* **THE RECORDS**:
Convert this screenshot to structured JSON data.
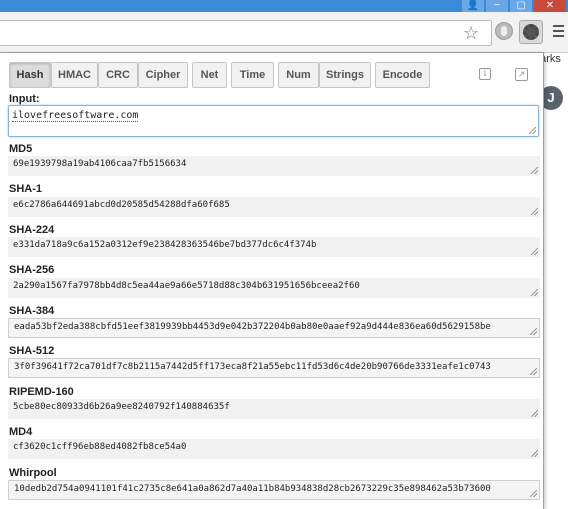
{
  "window": {
    "user_icon": "person-icon",
    "minimize": "−",
    "maximize": "▢",
    "close": "✕"
  },
  "toolbar": {
    "star": "☆",
    "bookmarks_fragment": "harks",
    "avatar_letter": "J"
  },
  "popup": {
    "tabs": [
      "Hash",
      "HMAC",
      "CRC",
      "Cipher",
      "Net",
      "Time",
      "Num",
      "Strings",
      "Encode"
    ],
    "active_tab": "Hash",
    "info_icon": "i",
    "popout_icon": "↗",
    "input_label": "Input:",
    "input_value": "ilovefreesoftware.com",
    "hashes": [
      {
        "label": "MD5",
        "value": "69e1939798a19ab4106caa7fb5156634"
      },
      {
        "label": "SHA-1",
        "value": "e6c2786a644691abcd0d20585d54288dfa60f685"
      },
      {
        "label": "SHA-224",
        "value": "e331da718a9c6a152a0312ef9e238428363546be7bd377dc6c4f374b"
      },
      {
        "label": "SHA-256",
        "value": "2a290a1567fa7978bb4d8c5ea44ae9a66e5718d88c304b631951656bceea2f60"
      },
      {
        "label": "SHA-384",
        "value": "eada53bf2eda388cbfd51eef3819939bb4453d9e042b372204b0ab80e0aaef92a9d444e836ea60d5629158be"
      },
      {
        "label": "SHA-512",
        "value": "3f0f39641f72ca701df7c8b2115a7442d5ff173eca8f21a55ebc11fd53d6c4de20b90766de3331eafe1c0743"
      },
      {
        "label": "RIPEMD-160",
        "value": "5cbe80ec80933d6b26a9ee8240792f140884635f"
      },
      {
        "label": "MD4",
        "value": "cf3620c1cff96eb88ed4082fb8ce54a0"
      },
      {
        "label": "Whirpool",
        "value": "10dedb2d754a0941101f41c2735c8e641a0a862d7a40a11b84b934838d28cb2673229c35e898462a53b73600"
      }
    ]
  },
  "colors": {
    "titlebar": "#3b8ad9",
    "close_button": "#c74a3a",
    "input_border": "#8ab3d6"
  }
}
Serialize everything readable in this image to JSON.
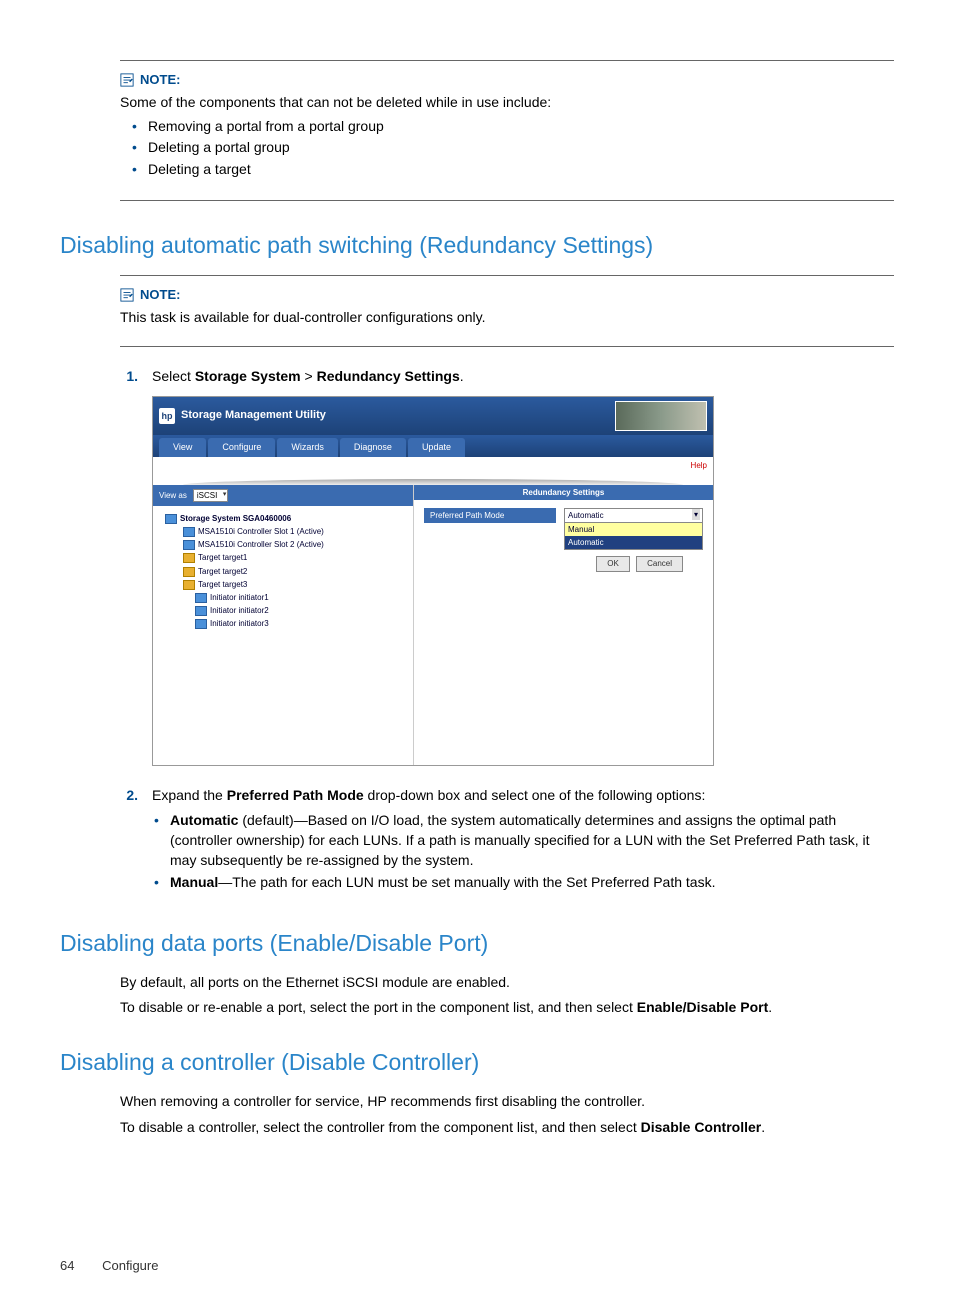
{
  "note1": {
    "label": "NOTE:",
    "text": "Some of the components that can not be deleted while in use include:",
    "bullets": [
      "Removing a portal from a portal group",
      "Deleting a portal group",
      "Deleting a target"
    ]
  },
  "section1": {
    "title": "Disabling automatic path switching (Redundancy Settings)"
  },
  "note2": {
    "label": "NOTE:",
    "text": "This task is available for dual-controller configurations only."
  },
  "steps": {
    "s1": {
      "num": "1.",
      "pre": "Select ",
      "b1": "Storage System",
      "sep": " > ",
      "b2": "Redundancy Settings",
      "post": "."
    },
    "s2": {
      "num": "2.",
      "pre": "Expand the ",
      "b1": "Preferred Path Mode",
      "post": " drop-down box and select one of the following options:",
      "opts": {
        "a": {
          "b": "Automatic",
          "t": " (default)—Based on I/O load, the system automatically determines and assigns the optimal path (controller ownership) for each LUNs. If a path is manually specified for a LUN with the Set Preferred Path task, it may subsequently be re-assigned by the system."
        },
        "m": {
          "b": "Manual",
          "t": "—The path for each LUN must be set manually with the Set Preferred Path task."
        }
      }
    }
  },
  "screenshot": {
    "title": "Storage Management Utility",
    "tabs": [
      "View",
      "Configure",
      "Wizards",
      "Diagnose",
      "Update"
    ],
    "view_label": "View as",
    "view_value": "iSCSI",
    "tree": {
      "root": "Storage System SGA0460006",
      "c1": "MSA1510i Controller Slot 1 (Active)",
      "c2": "MSA1510i Controller Slot 2 (Active)",
      "t1": "Target target1",
      "t2": "Target target2",
      "t3": "Target target3",
      "i1": "Initiator initiator1",
      "i2": "Initiator initiator2",
      "i3": "Initiator initiator3"
    },
    "help": "Help",
    "panel_title": "Redundancy Settings",
    "form_label": "Preferred Path Mode",
    "select_value": "Automatic",
    "opt1": "Manual",
    "opt2": "Automatic",
    "btn_ok": "OK",
    "btn_cancel": "Cancel"
  },
  "section2": {
    "title": "Disabling data ports (Enable/Disable Port)",
    "p1": "By default, all ports on the Ethernet iSCSI module are enabled.",
    "p2_pre": "To disable or re-enable a port, select the port in the component list, and then select ",
    "p2_b": "Enable/Disable Port",
    "p2_post": "."
  },
  "section3": {
    "title": "Disabling a controller (Disable Controller)",
    "p1": "When removing a controller for service, HP recommends first disabling the controller.",
    "p2_pre": "To disable a controller, select the controller from the component list, and then select ",
    "p2_b": "Disable Controller",
    "p2_post": "."
  },
  "footer": {
    "page": "64",
    "section": "Configure"
  }
}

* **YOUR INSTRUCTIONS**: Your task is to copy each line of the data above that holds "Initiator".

* **REPLY**:
      "i1": "Initiator initiator1",
      "i2": "Initiator initiator2",
      "i3": "Initiator initiator3"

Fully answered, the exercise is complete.